Now that Scott Turner, who worked with Peterson in Minnesota, is the Redskins' offensive coordinator, the route is back to being called a swing. It's one of many changes Jordan expects Turner will bring to the offense.

"He was like, 'Coach, I told you that damn route was a swing,'" Jordan said on Wednesday's episode of "The Rundown." "So now it's a swing. We joked about that when he found out I had been retained."

Jordan is only one of two assistant coaches from the old coaching staff that was retained by new head coach Ron Rivera, as the majority of his new staff comes from his days with the Carolina Panthers. For the first time in the six years since Jordan joined the team, the building is full of new faces.

It didn't take long for Jordan to appreciate how much football knowledge each new assistant coach brought with them.

"I think that's the biggest thing I see so far in terms of all our meetings," Jordan said. "The imagination [of] opening up the field and getting guys in space."

Turner, who acted as the Panthers' offensive coordinator for the last four games of the 2019 season, brings the Air Coryell offense back to Washington for the first time since the final year of Joe Gibbs' second stint with the team in 2007. Also known as the "vertical offense," the Coryell offense uses deep-to-mid-range passing and power running to make defenses defend the entire field.

The offense also tends to use presnap motions to put receivers, tight ends and running backs in better position to make plays. The desire to accomplish that is a common trend that sticks out to Jordan when it comes to the new offensive coaches.

"They are diverse in terms of being able to put people in places so they can be successful," Jordan said. "The key to a great coach, in my opinion, is putting guys in position so they can be effective and they can be productive."

To Jordan, that means players like Terry McLaurin and Steven Sims will be used in a variety of ways next year. McLaurin, who was top three among rookie receivers in several categories, had one of the best rookie campaigns in franchise history, while Sims went from being an undrafted rookie to being a speedy and reliable second option for quarterback Dwayne Haskins.

"We're excited to see what those guys can do in this offense," Jordan said.

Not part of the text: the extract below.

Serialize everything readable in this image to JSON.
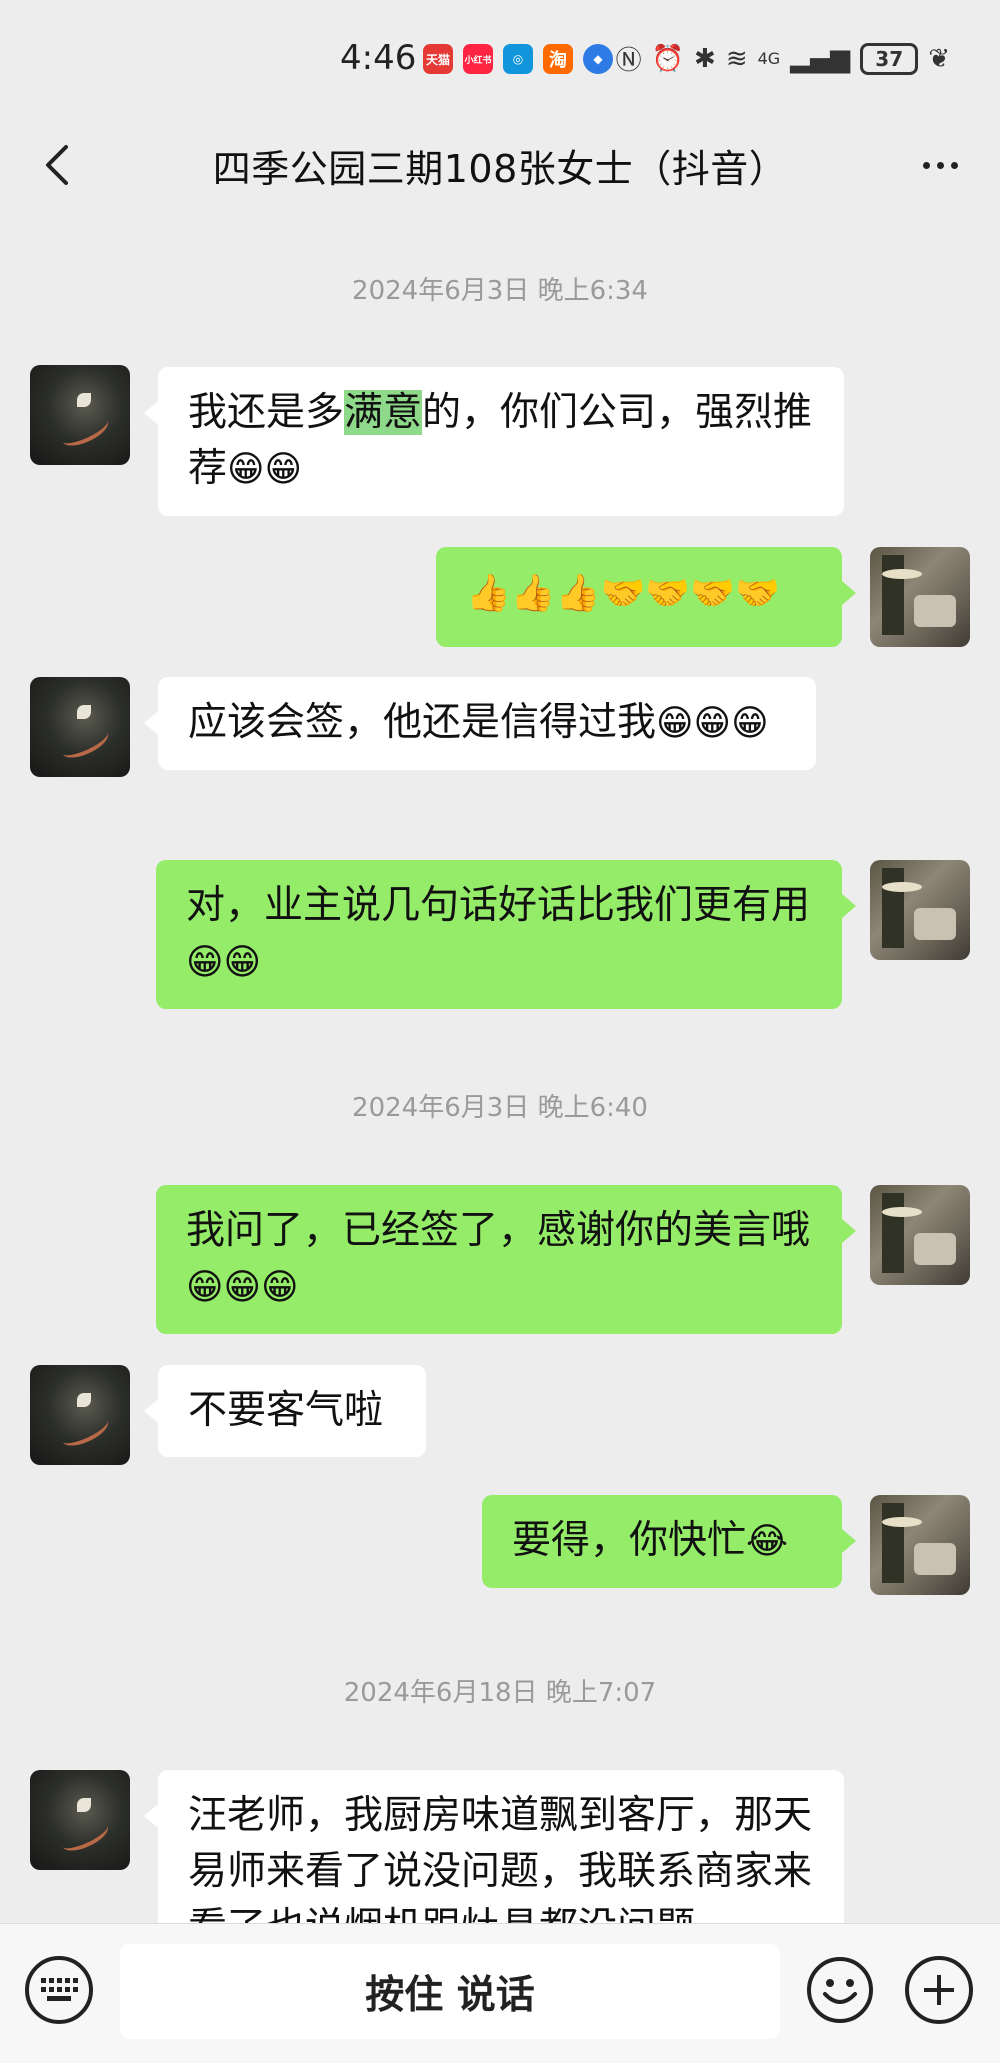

It will also likely mean the same for the young running backs in his position group, including third-year running back Derrius Guice. Last year, Turner and the rest of the offensive coaches worked with Christian McCaffrey, who is well-known for his ability to make plays at any spot on the field. In 2019, he became just the third player in NFL history to finish a season with 1,000 rushing and receiving yards.

Although Guice has been injured for most of the past two seasons, Jordan believes Guice has shown enough to prove "he's got every tool in the toolbox."

"He's got all the things you look for," Jordan said. "It's a matter of staying on the football field. He's a guy that brings instant juice."

The main question is how the offense will affect Haskins, who will be going into his second offensive system in as many years. Jordan says Turner's offense will be "quarterback friendly," while Turner has said that the offense will have versatility to fit players' strengths.

"[We're] just really trying to figure out the pieces that we have on offense and then fit our scheme to our personnel and what they do well and not ask them to do stuff they don't do well," Turner said in his opening phone conference. "Now obviously we're going to push and develop them to improve the things that they don't do well, but we really want to develop our scheme around the strength of our players."

Jordan is still learning the playbook, which is exciting for him because he gets to learn a new system and talk with coaches like Pete Hoener who are familiar with it. It's a constant process, but Jordan likes how the new offense could look this season.

And whether the route is called a wheel or a dig, he's all in on what Turner brings to the team.

"Scotty's doing a great job right now just putting everything in line so that when those guys come back in the offseason, we're ready to hit the ground rolling."